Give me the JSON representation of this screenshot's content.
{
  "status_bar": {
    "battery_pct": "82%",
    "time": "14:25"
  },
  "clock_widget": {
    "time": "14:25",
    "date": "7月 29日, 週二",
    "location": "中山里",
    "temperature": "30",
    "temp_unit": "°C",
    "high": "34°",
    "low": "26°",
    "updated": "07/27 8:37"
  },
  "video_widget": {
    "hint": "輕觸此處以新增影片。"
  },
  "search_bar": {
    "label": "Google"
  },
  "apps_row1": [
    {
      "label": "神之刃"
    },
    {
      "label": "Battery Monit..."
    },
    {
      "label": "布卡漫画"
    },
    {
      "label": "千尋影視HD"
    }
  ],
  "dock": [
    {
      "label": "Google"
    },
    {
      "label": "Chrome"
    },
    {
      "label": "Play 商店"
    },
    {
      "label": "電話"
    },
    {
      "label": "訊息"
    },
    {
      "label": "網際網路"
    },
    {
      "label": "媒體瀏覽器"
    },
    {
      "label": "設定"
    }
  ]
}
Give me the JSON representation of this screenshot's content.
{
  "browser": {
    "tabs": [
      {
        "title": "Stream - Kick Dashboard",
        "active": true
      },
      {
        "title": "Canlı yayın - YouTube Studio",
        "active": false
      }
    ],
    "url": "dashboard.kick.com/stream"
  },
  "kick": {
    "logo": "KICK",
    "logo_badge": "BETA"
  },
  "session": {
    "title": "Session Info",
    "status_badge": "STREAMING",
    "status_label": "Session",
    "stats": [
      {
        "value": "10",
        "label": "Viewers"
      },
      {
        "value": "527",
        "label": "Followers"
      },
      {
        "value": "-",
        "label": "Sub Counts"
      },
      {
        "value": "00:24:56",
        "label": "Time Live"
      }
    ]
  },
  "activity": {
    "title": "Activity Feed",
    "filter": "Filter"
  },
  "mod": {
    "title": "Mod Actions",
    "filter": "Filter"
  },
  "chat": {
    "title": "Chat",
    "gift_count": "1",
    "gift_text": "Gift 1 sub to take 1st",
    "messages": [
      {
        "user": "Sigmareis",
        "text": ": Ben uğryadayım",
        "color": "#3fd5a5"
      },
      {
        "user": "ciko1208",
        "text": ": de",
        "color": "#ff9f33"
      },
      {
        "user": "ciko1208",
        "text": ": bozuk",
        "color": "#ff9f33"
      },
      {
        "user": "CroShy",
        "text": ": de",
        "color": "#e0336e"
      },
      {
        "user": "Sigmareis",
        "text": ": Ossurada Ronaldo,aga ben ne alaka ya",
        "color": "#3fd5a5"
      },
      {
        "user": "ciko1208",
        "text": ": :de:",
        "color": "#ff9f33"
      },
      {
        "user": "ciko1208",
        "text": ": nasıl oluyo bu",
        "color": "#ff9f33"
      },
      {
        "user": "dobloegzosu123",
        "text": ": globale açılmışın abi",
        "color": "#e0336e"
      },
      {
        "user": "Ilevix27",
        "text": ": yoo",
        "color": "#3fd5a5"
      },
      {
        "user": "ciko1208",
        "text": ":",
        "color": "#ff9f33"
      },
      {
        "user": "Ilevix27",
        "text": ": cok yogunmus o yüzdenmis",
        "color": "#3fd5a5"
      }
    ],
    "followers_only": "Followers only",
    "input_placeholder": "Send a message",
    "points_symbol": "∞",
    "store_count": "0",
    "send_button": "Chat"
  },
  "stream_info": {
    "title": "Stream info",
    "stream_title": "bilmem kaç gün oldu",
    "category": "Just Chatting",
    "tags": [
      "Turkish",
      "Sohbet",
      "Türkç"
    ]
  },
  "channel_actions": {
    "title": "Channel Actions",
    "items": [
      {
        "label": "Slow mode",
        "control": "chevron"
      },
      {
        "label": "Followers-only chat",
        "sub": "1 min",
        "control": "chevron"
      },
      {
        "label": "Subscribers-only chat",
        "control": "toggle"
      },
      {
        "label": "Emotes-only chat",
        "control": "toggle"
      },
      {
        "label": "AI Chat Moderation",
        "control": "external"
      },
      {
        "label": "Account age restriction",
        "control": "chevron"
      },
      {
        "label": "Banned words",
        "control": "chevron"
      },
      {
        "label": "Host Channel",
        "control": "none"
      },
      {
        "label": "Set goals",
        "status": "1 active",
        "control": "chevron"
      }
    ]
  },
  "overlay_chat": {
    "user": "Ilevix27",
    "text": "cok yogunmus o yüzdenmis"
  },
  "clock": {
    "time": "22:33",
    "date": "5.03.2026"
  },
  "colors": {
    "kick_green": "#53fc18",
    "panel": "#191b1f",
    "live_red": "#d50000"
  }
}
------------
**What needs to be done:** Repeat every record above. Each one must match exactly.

**Reply:**
Give me the JSON representation of this screenshot's content.
{
  "status_bar": {
    "battery_pct": "82%",
    "time": "14:25"
  },
  "clock_widget": {
    "time": "14:25",
    "date": "7月 29日, 週二",
    "location": "中山里",
    "temperature": "30",
    "temp_unit": "°C",
    "high": "34°",
    "low": "26°",
    "updated": "07/27 8:37"
  },
  "video_widget": {
    "hint": "輕觸此處以新增影片。"
  },
  "search_bar": {
    "label": "Google"
  },
  "apps_row1": [
    {
      "label": "神之刃"
    },
    {
      "label": "Battery Monit..."
    },
    {
      "label": "布卡漫画"
    },
    {
      "label": "千尋影視HD"
    }
  ],
  "dock": [
    {
      "label": "Google"
    },
    {
      "label": "Chrome"
    },
    {
      "label": "Play 商店"
    },
    {
      "label": "電話"
    },
    {
      "label": "訊息"
    },
    {
      "label": "網際網路"
    },
    {
      "label": "媒體瀏覽器"
    },
    {
      "label": "設定"
    }
  ]
}
Give me the JSON representation of this screenshot's content.
{
  "browser": {
    "tabs": [
      {
        "title": "Stream - Kick Dashboard",
        "active": true
      },
      {
        "title": "Canlı yayın - YouTube Studio",
        "active": false
      }
    ],
    "url": "dashboard.kick.com/stream"
  },
  "kick": {
    "logo": "KICK",
    "logo_badge": "BETA"
  },
  "session": {
    "title": "Session Info",
    "status_badge": "STREAMING",
    "status_label": "Session",
    "stats": [
      {
        "value": "10",
        "label": "Viewers"
      },
      {
        "value": "527",
        "label": "Followers"
      },
      {
        "value": "-",
        "label": "Sub Counts"
      },
      {
        "value": "00:24:56",
        "label": "Time Live"
      }
    ]
  },
  "activity": {
    "title": "Activity Feed",
    "filter": "Filter"
  },
  "mod": {
    "title": "Mod Actions",
    "filter": "Filter"
  },
  "chat": {
    "title": "Chat",
    "gift_count": "1",
    "gift_text": "Gift 1 sub to take 1st",
    "messages": [
      {
        "user": "Sigmareis",
        "text": ": Ben uğryadayım",
        "color": "#3fd5a5"
      },
      {
        "user": "ciko1208",
        "text": ": de",
        "color": "#ff9f33"
      },
      {
        "user": "ciko1208",
        "text": ": bozuk",
        "color": "#ff9f33"
      },
      {
        "user": "CroShy",
        "text": ": de",
        "color": "#e0336e"
      },
      {
        "user": "Sigmareis",
        "text": ": Ossurada Ronaldo,aga ben ne alaka ya",
        "color": "#3fd5a5"
      },
      {
        "user": "ciko1208",
        "text": ": :de:",
        "color": "#ff9f33"
      },
      {
        "user": "ciko1208",
        "text": ": nasıl oluyo bu",
        "color": "#ff9f33"
      },
      {
        "user": "dobloegzosu123",
        "text": ": globale açılmışın abi",
        "color": "#e0336e"
      },
      {
        "user": "Ilevix27",
        "text": ": yoo",
        "color": "#3fd5a5"
      },
      {
        "user": "ciko1208",
        "text": ":",
        "color": "#ff9f33"
      },
      {
        "user": "Ilevix27",
        "text": ": cok yogunmus o yüzdenmis",
        "color": "#3fd5a5"
      }
    ],
    "followers_only": "Followers only",
    "input_placeholder": "Send a message",
    "points_symbol": "∞",
    "store_count": "0",
    "send_button": "Chat"
  },
  "stream_info": {
    "title": "Stream info",
    "stream_title": "bilmem kaç gün oldu",
    "category": "Just Chatting",
    "tags": [
      "Turkish",
      "Sohbet",
      "Türkç"
    ]
  },
  "channel_actions": {
    "title": "Channel Actions",
    "items": [
      {
        "label": "Slow mode",
        "control": "chevron"
      },
      {
        "label": "Followers-only chat",
        "sub": "1 min",
        "control": "chevron"
      },
      {
        "label": "Subscribers-only chat",
        "control": "toggle"
      },
      {
        "label": "Emotes-only chat",
        "control": "toggle"
      },
      {
        "label": "AI Chat Moderation",
        "control": "external"
      },
      {
        "label": "Account age restriction",
        "control": "chevron"
      },
      {
        "label": "Banned words",
        "control": "chevron"
      },
      {
        "label": "Host Channel",
        "control": "none"
      },
      {
        "label": "Set goals",
        "status": "1 active",
        "control": "chevron"
      }
    ]
  },
  "overlay_chat": {
    "user": "Ilevix27",
    "text": "cok yogunmus o yüzdenmis"
  },
  "clock": {
    "time": "22:33",
    "date": "5.03.2026"
  },
  "colors": {
    "kick_green": "#53fc18",
    "panel": "#191b1f",
    "live_red": "#d50000"
  }
}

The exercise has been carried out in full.